We don’t often see five national records fall in the same race, so perhaps we should use this as a model: get a bunch of really fast runners, put them in the same race, and let them take it out fast.

Women’s 2 Mile

And it’s Medina Eisa of Ethiopia, overtaking Laura Muir for the win! What a race! What a kick! I can’t believe…

Never mind, then. The crowd celebrated Eisa’s upset victory with thunderous cheers. Still, shortly after the race, it was revealed that she had cut into the inner lanes too early during the opening portion of the race and was, therefore, disqualified. Muir subsequently took the victory in 9:04.84. 

Muir said she saw Eisa cut in early, so she knew that she would be disqualified, but she didn’t let herself get distracted.

Laura Muir wins the 2 Miles at 116th Millrose Games
The Armory, New York, NY, USA, by Kevin Morris

“To be honest, it didn’t affect me at all,” Muir said. “I had my plans for the race, and those were the only things I focused on. You can’t be distracted by other people.”

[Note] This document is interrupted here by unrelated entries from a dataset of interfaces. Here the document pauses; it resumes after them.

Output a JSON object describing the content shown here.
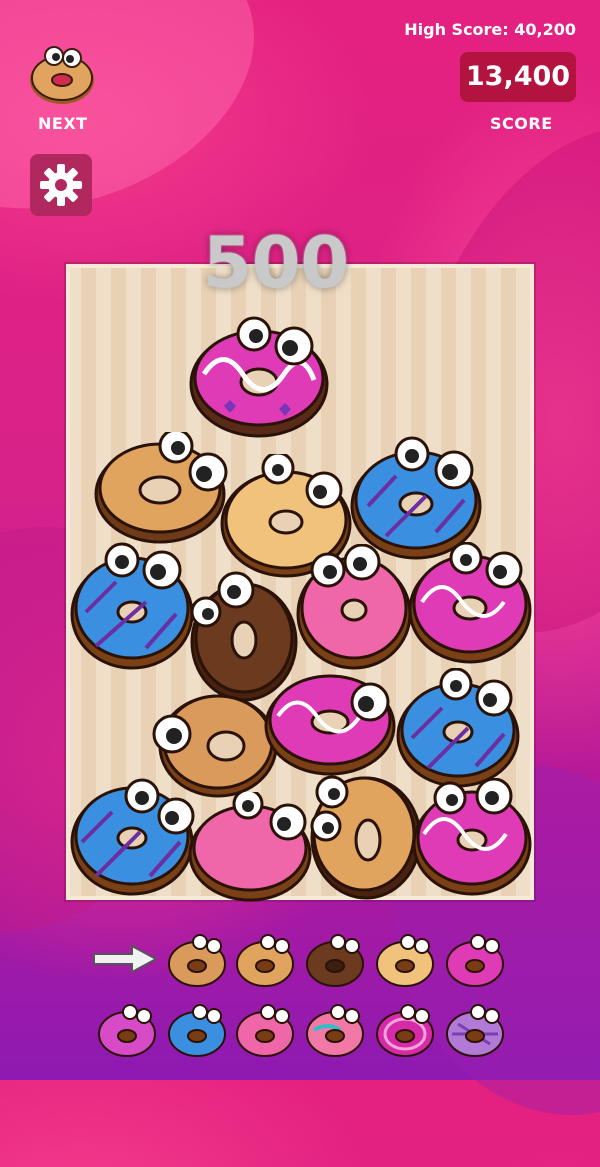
{
  "hud": {
    "next_label": "NEXT",
    "score_label": "SCORE",
    "high_score_text": "High Score: 40,200",
    "score_value": "13,400",
    "points_popup": "500"
  },
  "colors": {
    "score_box": "#b2133f",
    "settings_button": "#b1285f",
    "board_light": "#f0dfc8",
    "board_dark": "#e8d1b5"
  },
  "icons": [
    "next-donut-icon",
    "gear-icon",
    "right-arrow-icon"
  ],
  "evolution_order": [
    "plain-donut",
    "glazed-donut",
    "chocolate-sprinkle-donut",
    "white-sprinkle-donut",
    "pink-drizzle-donut",
    "purple-heart-donut",
    "blue-sprinkle-donut",
    "pink-frosted-donut",
    "teal-sprinkle-donut",
    "magenta-swirl-donut",
    "lavender-donut"
  ]
}
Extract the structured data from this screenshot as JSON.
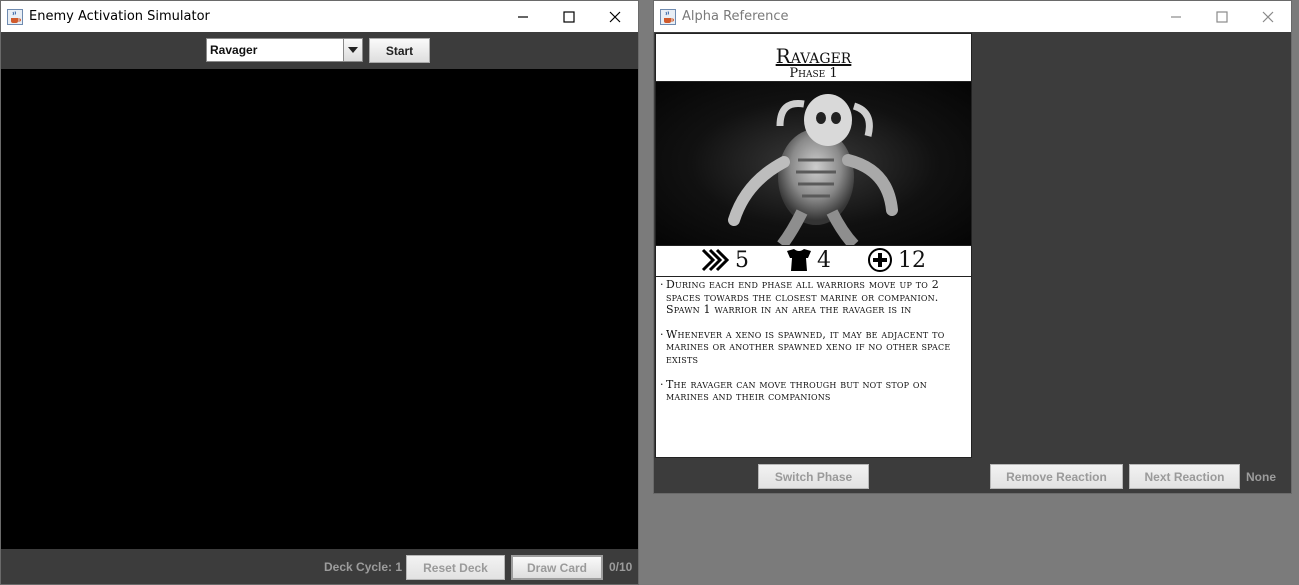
{
  "simulator": {
    "title": "Enemy Activation Simulator",
    "enemy_select": {
      "value": "Ravager"
    },
    "start_label": "Start",
    "footer": {
      "deck_cycle_label": "Deck Cycle: 1",
      "reset_deck_label": "Reset Deck",
      "draw_card_label": "Draw Card",
      "count": "0/10"
    }
  },
  "reference": {
    "title": "Alpha Reference",
    "card": {
      "name": "Ravager",
      "phase": "Phase 1",
      "stats": {
        "move": "5",
        "armor": "4",
        "health": "12"
      },
      "abilities": [
        "During each end phase all warriors move up to 2 spaces towards the closest marine or companion. Spawn 1 warrior in an area the ravager is in",
        "Whenever a xeno is spawned, it may be adjacent to marines or another spawned xeno if no other space exists",
        "The ravager can move through but not stop on marines and their companions"
      ]
    },
    "switch_phase_label": "Switch Phase",
    "remove_reaction_label": "Remove Reaction",
    "next_reaction_label": "Next Reaction",
    "reaction_status": "None"
  },
  "colors": {
    "java_panel": "#3c3c3c",
    "canvas": "#000000",
    "desktop": "#7b7b7b",
    "card_bg": "#ffffff"
  },
  "icons": {
    "app": "java-coffee-icon",
    "move": "speed-chevrons-icon",
    "armor": "armor-vest-icon",
    "health": "health-cross-icon"
  }
}
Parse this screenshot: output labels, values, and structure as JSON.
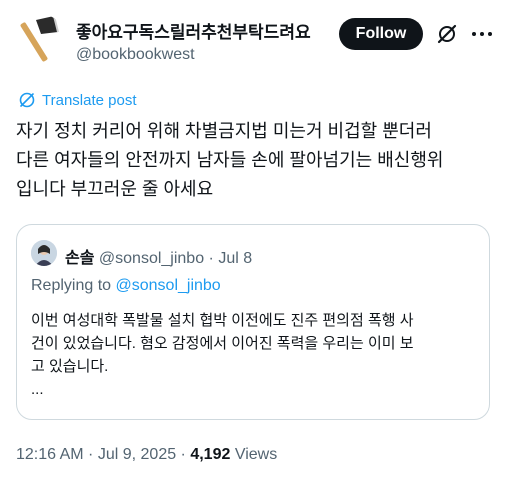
{
  "author": {
    "display_name": "좋아요구독스릴러추천부탁드려요",
    "handle": "@bookbookwest",
    "avatar_icon": "axe-icon"
  },
  "actions": {
    "follow_label": "Follow",
    "grok_icon": "grok-slash-icon",
    "more_icon": "more-dots-icon"
  },
  "translate": {
    "label": "Translate post",
    "icon": "globe-icon"
  },
  "tweet": {
    "lines": [
      "자기 정치 커리어 위해 차별금지법 미는거 비겁할 뿐더러",
      "다른 여자들의 안전까지 남자들 손에 팔아넘기는 배신행위",
      "입니다 부끄러운 줄 아세요"
    ]
  },
  "quote": {
    "name": "손솔",
    "handle": "@sonsol_jinbo",
    "separator": " · ",
    "date": "Jul 8",
    "replying_prefix": "Replying to ",
    "replying_handle": "@sonsol_jinbo",
    "lines": [
      "이번 여성대학 폭발물 설치 협박 이전에도 진주 편의점 폭행 사",
      "건이 있었습니다. 혐오 감정에서 이어진 폭력을 우리는 이미 보",
      "고 있습니다.",
      "..."
    ]
  },
  "meta": {
    "time": "12:16 AM",
    "date": "Jul 9, 2025",
    "separator": " · ",
    "views_count": "4,192",
    "views_label": " Views"
  },
  "colors": {
    "text": "#0f1419",
    "secondary": "#536471",
    "link": "#1d9bf0",
    "border": "#cfd9de",
    "follow_bg": "#0f1419"
  }
}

Muir made the late switch from the Wanamaker Mile to the 2 miles after she found out that her 8:34.49 performance in the 3000 meters last December would not be ratified by World Athletics, meaning she would not be able to qualify for the 3000 at the World Athletics Indoor Track & Field Championships in Glasgow this March. The 2 mile gave her a chance to get that qualifying mark, and she got it.

“It’s a really hard standard to hit, given that it’s a straight final,” Muir said. “I knew I needed a really good race to get it, but ultimately, I was in shape to do it.”

Alicia Monson leads 2 miles, photo by Kevin Morris for Millrose Games.

Ethiopian Melknat Wudu finished second in 9:07.12, while On Athletics Club’s Alicia Monson took third in 9:09.70, giving her a fourth American record. Monson dealt with COVID-19 earlier this year, and she has only recently returned to a normal training load. She said she plans to run the 10k at the TEN meet in California in March, and she’s hoping to better her American record and run under 30 minutes.

Nikki Hiltz runs 9:15 for 2 miles, 116th Millrose Games
The Armory, New York, NY, USA, photo by Kevin Morris

Nikki Hiltz, who hadn’t raced anything above a mile since 2019, took fourth place in 9:15.80. She will run the 1500 at the USATF Indoor Track & Field Championships in Albuquerque, NM, next weekend.

Bonus Action

Yaroslava Mahuchikh takes in a Millrose HJ, photo by Kevin Morris

-High jump: reigning indoor and outdoor world champion Yaroslava Mahuchikh cleared 2.00 meters, taking the win and breaking the meet and facility records. American Vashti Cunningham, a 13-time national champion, took second place with a jump of 1.97 meters.

Yaroslava Mahuchikh takes HJ win in 2 meters, photo by Kevin Morris for Millrose Games

High school 4×200 meter relay: Montverde Academy (FL) set a meet record with a time of 1:34.78, keeping Bullis (MD) winless in the 4×200 on the day (they also took second in the boy’s race).

Youth Relays, photo by Kevin Morris for Millrose Games

High school mile: Samantha Humphries from Flower Mound, TX, took it out hard, clocking a 66-second first quarter, and she never gave up the lead, cruising to victory in 4:41.43 – nearly three seconds ahead of second place.

Samantha Humphries takes Girls Mile, 116th Millrose Games
The Armory, New York, NY, USA, photo by Kevin Morris